Exercise brief:
If a line in the listing carries the word "Bruk", return a copy of that line.

Materials provided:
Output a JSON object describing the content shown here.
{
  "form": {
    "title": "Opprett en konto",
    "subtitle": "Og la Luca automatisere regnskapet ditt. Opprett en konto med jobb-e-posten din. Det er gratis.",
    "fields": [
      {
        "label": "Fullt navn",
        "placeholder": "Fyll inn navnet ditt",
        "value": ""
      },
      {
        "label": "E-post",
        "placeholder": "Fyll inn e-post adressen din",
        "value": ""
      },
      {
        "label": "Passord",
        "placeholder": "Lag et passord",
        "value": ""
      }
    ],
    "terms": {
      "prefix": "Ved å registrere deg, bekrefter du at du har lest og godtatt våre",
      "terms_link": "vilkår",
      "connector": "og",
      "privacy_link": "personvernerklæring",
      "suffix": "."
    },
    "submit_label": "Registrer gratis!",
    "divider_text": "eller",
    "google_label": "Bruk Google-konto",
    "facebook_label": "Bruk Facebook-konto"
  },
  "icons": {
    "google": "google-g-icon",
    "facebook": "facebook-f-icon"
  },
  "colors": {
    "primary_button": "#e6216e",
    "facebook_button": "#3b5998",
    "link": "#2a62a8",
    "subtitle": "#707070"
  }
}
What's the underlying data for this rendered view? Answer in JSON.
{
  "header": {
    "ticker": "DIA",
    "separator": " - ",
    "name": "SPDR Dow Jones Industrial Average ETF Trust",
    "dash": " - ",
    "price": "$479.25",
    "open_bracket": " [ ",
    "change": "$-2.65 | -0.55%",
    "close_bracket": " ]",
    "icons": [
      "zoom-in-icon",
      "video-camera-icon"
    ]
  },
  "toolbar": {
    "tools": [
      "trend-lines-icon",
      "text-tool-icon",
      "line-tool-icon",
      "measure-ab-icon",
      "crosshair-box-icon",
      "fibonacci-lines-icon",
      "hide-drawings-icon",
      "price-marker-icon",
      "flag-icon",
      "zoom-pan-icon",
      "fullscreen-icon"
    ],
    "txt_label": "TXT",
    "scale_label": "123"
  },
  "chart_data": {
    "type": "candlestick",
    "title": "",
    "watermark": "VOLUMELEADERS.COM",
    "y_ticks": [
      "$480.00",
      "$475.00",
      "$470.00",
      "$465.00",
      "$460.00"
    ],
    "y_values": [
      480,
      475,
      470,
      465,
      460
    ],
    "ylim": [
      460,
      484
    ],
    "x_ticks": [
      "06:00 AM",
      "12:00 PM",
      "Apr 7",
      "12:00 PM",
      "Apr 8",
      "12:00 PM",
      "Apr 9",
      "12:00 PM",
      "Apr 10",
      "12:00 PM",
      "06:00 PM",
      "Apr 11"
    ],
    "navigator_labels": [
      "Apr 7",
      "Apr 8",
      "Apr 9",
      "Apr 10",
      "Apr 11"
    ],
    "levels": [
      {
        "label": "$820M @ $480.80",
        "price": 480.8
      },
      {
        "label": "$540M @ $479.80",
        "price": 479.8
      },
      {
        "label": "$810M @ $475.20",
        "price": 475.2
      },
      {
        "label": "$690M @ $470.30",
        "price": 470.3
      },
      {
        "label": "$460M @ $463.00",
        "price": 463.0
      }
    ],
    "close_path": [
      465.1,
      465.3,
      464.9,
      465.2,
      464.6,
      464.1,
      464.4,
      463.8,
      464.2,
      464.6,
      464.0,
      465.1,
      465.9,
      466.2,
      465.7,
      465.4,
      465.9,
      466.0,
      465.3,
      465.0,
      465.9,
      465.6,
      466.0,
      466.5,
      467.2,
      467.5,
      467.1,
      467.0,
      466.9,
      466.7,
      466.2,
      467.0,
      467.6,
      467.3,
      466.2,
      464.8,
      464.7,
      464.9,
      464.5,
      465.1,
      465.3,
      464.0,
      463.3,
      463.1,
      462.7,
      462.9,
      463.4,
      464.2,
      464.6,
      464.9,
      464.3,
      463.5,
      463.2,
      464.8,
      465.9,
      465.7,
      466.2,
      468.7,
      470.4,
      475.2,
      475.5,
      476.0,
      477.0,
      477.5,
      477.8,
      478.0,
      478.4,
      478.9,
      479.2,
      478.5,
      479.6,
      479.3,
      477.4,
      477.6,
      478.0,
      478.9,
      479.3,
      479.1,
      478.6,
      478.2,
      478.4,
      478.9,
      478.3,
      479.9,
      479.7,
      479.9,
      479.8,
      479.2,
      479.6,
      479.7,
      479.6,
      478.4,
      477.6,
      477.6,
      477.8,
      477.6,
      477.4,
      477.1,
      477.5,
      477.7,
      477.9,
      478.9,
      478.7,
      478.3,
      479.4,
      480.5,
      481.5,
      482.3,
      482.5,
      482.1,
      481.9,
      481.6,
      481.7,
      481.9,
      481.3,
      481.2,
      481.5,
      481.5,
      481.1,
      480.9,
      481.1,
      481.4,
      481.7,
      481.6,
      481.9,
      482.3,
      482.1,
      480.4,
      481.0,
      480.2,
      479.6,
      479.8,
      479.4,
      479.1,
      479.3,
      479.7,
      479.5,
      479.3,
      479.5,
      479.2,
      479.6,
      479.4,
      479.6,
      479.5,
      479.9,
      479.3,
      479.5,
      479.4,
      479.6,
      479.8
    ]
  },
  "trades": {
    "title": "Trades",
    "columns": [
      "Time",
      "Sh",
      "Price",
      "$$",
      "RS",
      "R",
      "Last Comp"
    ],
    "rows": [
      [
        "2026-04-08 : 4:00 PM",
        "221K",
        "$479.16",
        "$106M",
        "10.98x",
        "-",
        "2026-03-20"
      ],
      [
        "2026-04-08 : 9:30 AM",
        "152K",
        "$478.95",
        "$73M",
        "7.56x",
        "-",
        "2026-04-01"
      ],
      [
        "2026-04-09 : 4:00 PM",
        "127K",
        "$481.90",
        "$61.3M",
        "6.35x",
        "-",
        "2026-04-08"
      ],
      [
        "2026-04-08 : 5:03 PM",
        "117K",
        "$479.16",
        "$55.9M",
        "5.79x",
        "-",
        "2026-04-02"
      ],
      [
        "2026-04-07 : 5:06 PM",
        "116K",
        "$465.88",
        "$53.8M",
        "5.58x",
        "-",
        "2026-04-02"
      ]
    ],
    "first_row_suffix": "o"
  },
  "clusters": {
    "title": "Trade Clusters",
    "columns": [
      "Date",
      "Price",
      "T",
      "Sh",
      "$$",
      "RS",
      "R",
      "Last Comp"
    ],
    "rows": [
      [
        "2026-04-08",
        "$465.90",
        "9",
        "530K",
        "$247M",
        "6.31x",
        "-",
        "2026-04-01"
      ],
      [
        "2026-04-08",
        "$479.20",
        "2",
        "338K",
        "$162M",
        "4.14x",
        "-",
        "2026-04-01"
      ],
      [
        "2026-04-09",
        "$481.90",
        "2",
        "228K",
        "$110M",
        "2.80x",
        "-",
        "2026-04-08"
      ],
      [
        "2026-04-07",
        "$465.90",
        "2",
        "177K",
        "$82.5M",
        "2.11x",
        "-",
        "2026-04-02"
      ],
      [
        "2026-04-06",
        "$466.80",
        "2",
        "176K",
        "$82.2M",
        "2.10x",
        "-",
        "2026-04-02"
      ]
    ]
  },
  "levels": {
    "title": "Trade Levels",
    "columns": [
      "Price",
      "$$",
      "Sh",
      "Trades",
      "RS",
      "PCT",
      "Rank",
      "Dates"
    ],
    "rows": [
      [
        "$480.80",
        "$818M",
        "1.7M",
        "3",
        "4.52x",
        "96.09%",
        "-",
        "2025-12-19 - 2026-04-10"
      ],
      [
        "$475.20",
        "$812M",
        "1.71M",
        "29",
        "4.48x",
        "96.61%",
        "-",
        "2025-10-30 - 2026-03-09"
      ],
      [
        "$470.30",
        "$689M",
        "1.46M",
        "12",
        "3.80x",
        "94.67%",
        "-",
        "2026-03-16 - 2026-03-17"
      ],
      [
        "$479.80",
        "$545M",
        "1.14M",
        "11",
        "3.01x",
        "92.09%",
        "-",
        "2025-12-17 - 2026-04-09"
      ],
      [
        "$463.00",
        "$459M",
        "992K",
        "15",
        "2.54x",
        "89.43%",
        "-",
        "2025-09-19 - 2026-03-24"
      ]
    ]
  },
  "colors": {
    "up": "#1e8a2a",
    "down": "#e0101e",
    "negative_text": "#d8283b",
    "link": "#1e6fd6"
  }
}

Exercise result:
    "google_label": "Bruk Google-konto",
    "facebook_label": "Bruk Facebook-konto"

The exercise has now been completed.